But in the subsequent weeks, and as questions lingered about the validity of Harris’ attack against the former vice president, the senator’s poll numbers began to return to where they were early in the nominating fight, which has worried some Harris aides and led other Democrats to question Harris’ ability to win the nomination.

Adams called the bounce Harris experienced in the polls after the first debate a “sugar high” that the Harris’ campaign knew would not last. The spokeswoman added the campaign expects “to see some bouncy polls ahead.”

The Harris team also said the senator will separate herself more from Biden, Warren and Sanders. Adams, without naming the other candidates, described Biden as offering a message that “looks back to the way things were.” She then described Warren and Sanders as “far more strict ideological candidates who, I believe, will contribute to the partisan rancor that we’ve seen in Washington for a long time.”

Adams and Rodriguez said her overall “3 a.m. message,” focusing on issues that keep Americans awake at night, will not shift. They stressed she will focus on how those issues are common across the country and will look for solutions to best unify the country around solving those problems.

Adams said the change in strategy in Iowa reflects the “reality” that “voters are going to look to these very early contests” to determine which candidate has the “broadest appeal across the party” and the best ability to defeat President Donald Trump.

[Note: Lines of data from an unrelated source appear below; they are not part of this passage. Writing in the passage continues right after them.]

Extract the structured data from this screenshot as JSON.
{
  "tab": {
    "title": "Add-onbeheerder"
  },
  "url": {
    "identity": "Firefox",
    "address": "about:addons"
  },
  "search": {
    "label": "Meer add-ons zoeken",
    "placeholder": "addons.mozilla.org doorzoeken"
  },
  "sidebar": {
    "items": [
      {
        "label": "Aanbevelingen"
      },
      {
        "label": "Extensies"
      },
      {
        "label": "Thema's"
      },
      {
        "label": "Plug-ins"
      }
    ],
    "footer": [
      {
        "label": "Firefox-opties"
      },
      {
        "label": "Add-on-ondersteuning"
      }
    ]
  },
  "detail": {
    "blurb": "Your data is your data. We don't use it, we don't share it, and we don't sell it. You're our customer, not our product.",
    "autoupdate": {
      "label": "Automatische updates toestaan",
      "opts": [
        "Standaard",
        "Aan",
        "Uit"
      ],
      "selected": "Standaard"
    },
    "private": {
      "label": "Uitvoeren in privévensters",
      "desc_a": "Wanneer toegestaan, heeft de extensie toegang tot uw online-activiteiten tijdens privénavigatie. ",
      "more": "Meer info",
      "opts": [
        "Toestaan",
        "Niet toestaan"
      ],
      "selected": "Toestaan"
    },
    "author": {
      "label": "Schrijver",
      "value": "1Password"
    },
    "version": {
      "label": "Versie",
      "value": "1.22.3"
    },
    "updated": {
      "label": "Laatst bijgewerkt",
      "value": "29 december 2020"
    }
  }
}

Both Rodriguez and Adams argued that Harris has built big enough “nest eggs” from fundraisers hosted this summer and earlier this year that she can afford to increase her campaign’s paid organizers and spend less time on the fundraising circuit. Adams declined to reveal how much Harris expects to raise in the third fundraising quarter, which closes at the end of September, but said “we had one of our best fundraising days last week online.” Adams said the increased investments reflect the campaign’s third quarter fundraising success.

“You would not be hearing from us talking about investments in Iowa, doubling our staff there, increasing our offices there, if we didn’t feel like we had raised the necessary resources to do that,” Adams said.

The campaign also expects to double its organizing manpower in South Carolina by the end of November, Rodriguez said.